- Two-thirds are female.
- Have one or more physical or mental impairments.
- Often widowed or divorced and socially isolated.
- Usually live with the abuser.
Characteristics of Abusers
- 90% of abusers are known to the victim.
- More than two-thirds are relatives of the victim.
- May be socially isolated, possibly substance abusers or
persons with poor employment records.
- May be forced to provide care, and are unprepared for
the responsibility and related stress.
- May be financially or emotionally dependent on the
How Can You Help?
Study the warning signs of the types of abuse, and share this
information with friends, relatives and neighbors.
Report suspected abuse to the Mesa Police
Department, or call Arizona Adult Protective Services' Adult
Abuse Hotline at 1-877-SOS-ADULT (1-877-767-2385). The elderly
deserve honor and respect, not abuse.
Arizona State Statutes Pertaining to Elder Abuse
Arizona has been very active in legislating elder abuse.
Several statutes are now in place to protect the victims of
abuse, and to prosecute the abusers.
Arizona State Statutes
13-3623 Child or Vulnerable Adult Abuse
46-451 Definitions; program goals
46-452 Protective Services Worker; powers and duties

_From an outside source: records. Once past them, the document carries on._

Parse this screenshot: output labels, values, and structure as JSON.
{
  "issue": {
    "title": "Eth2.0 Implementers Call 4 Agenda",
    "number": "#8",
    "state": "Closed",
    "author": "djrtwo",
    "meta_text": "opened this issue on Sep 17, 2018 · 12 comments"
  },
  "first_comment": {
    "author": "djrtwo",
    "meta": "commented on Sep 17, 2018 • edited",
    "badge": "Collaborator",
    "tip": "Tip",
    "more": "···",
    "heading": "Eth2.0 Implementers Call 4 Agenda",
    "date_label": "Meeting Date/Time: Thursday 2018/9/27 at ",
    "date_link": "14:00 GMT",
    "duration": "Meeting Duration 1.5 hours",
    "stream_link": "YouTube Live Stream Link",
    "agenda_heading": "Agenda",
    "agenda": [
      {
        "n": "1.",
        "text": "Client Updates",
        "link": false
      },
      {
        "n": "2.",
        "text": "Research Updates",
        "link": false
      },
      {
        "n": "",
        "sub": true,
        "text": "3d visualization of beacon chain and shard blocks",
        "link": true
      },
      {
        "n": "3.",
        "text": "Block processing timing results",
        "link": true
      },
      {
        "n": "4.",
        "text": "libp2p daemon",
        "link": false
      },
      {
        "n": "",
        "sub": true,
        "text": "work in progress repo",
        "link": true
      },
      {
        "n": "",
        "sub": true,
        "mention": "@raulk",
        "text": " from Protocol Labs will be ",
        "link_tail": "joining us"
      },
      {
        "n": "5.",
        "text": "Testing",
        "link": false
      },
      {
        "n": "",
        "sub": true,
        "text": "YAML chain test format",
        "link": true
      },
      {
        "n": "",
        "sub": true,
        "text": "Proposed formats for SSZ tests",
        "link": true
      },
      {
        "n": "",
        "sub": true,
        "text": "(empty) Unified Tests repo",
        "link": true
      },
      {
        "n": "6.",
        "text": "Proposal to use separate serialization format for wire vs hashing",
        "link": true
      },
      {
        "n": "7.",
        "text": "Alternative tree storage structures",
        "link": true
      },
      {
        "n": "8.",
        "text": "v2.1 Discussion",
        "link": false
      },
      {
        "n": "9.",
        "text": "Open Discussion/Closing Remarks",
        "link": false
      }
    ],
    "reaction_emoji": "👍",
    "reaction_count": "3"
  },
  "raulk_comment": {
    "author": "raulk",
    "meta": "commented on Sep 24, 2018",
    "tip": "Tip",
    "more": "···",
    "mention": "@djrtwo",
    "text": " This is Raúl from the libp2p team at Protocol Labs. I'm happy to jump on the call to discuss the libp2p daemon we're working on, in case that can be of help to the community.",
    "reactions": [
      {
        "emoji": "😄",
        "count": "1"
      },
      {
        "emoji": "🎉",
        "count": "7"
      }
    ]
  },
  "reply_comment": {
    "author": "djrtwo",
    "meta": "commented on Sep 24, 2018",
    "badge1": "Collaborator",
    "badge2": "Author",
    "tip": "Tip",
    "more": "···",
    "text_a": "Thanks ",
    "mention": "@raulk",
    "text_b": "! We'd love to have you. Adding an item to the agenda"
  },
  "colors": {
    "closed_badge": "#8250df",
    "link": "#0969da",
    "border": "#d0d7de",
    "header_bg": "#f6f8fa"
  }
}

ARS 46-452.01 Office of State Long Term Care Ombudsman
46-454 Mandatory Reporting Statute; duty to report abuse,
neglect and exploitation of vulnerable adults
46-455 Neglect (www.azleg.state.az.us/ars/46/0455.htm)
46-456 Financial Exploitation
Other Arizona Agencies Involved in Elder Abuse Investigation
Area Agency on Aging
24-hour Senior HELPLINE
602-264-HELP / 602-264-4357
- Maricopa Elder Abuse Prevention Alliance (MEAPA)
- Long Term Care Ombudsman
- Elder Emergency Housing Program for victims of abuse and
late-life domestic violence
Medicaid/AHCCCS Fraud Control Unit
Investigate fraud by providers in the AHCCCS & Long Term Care
Department of Health Services
Office of Long Term Care
Internet Links on Elder Abuse
If you have any questions or if you would like to arrange for
someone to speak to your group about elder abuse, please
Karen Stegenga, Crime Prevention Officer
Mesa Police Department